◆ **Try it**
The answer must consist of every line from the entries that holds the word "accel".
------ Recorded data
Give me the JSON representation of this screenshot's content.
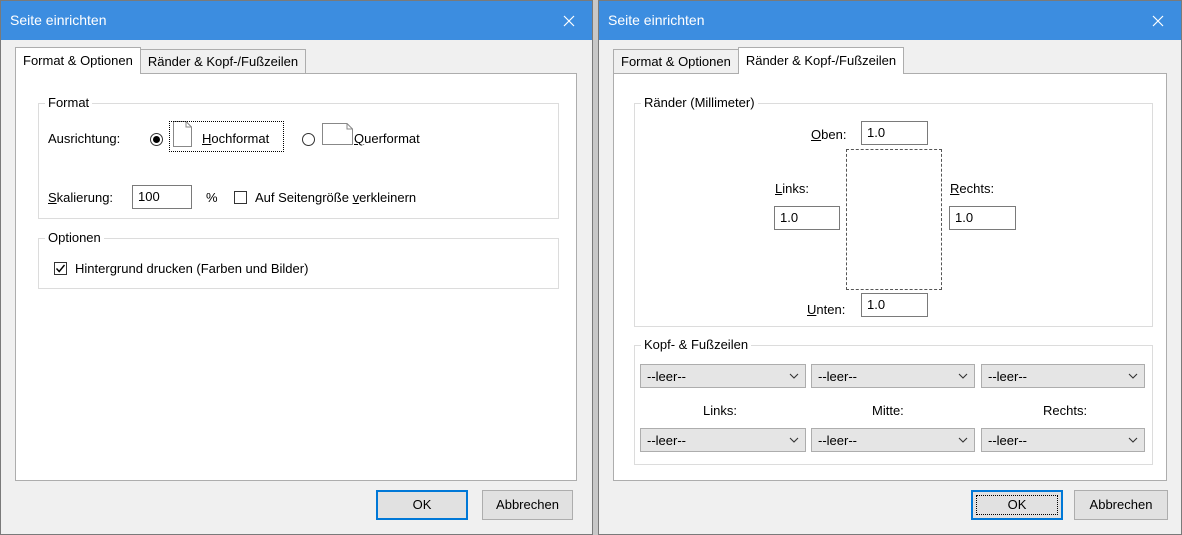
{
  "dialog1": {
    "title": "Seite einrichten",
    "tabs": [
      "Format & Optionen",
      "Ränder & Kopf-/Fußzeilen"
    ],
    "format": {
      "legend": "Format",
      "orientation_label": "Ausrichtung:",
      "portrait": {
        "accel": "H",
        "rest": "ochformat",
        "selected": true
      },
      "landscape": {
        "accel": "Q",
        "rest": "uerformat",
        "selected": false
      },
      "scale_label": {
        "accel": "S",
        "rest": "kalierung:"
      },
      "scale_value": "100",
      "percent": "%",
      "shrink": {
        "pre": "Auf Seitengröße ",
        "accel": "v",
        "post": "erkleinern",
        "checked": false
      }
    },
    "options": {
      "legend": "Optionen",
      "bg": {
        "pre": "Hinter",
        "accel": "g",
        "post": "rund drucken (Farben und Bilder)",
        "checked": true
      }
    },
    "ok": "OK",
    "cancel": "Abbrechen"
  },
  "dialog2": {
    "title": "Seite einrichten",
    "tabs": [
      "Format & Optionen",
      "Ränder & Kopf-/Fußzeilen"
    ],
    "margins": {
      "legend": "Ränder (Millimeter)",
      "top": {
        "accel": "O",
        "rest": "ben:",
        "value": "1.0"
      },
      "left": {
        "accel": "L",
        "rest": "inks:",
        "value": "1.0"
      },
      "right": {
        "accel": "R",
        "rest": "echts:",
        "value": "1.0"
      },
      "bottom": {
        "accel": "U",
        "rest": "nten:",
        "value": "1.0"
      }
    },
    "headers": {
      "legend": "Kopf- & Fußzeilen",
      "header_selects": [
        "--leer--",
        "--leer--",
        "--leer--"
      ],
      "col_labels": [
        "Links:",
        "Mitte:",
        "Rechts:"
      ],
      "footer_selects": [
        "--leer--",
        "--leer--",
        "--leer--"
      ]
    },
    "ok": "OK",
    "cancel": "Abbrechen"
  },
  "colors": {
    "titlebar": "#3c8de0",
    "dialog_bg": "#f0f0f0",
    "focus_border": "#0078d7"
  },
  "icons": [
    "close-icon",
    "page-portrait-icon",
    "page-landscape-icon",
    "chevron-down-icon",
    "checkmark-icon"
  ]
}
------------
◆ **Result**
        "accel": "H",
        "accel": "Q",
        "accel": "S",
        "accel": "v",
        "accel": "g",
        "accel": "O",
        "accel": "L",
        "accel": "R",
        "accel": "U",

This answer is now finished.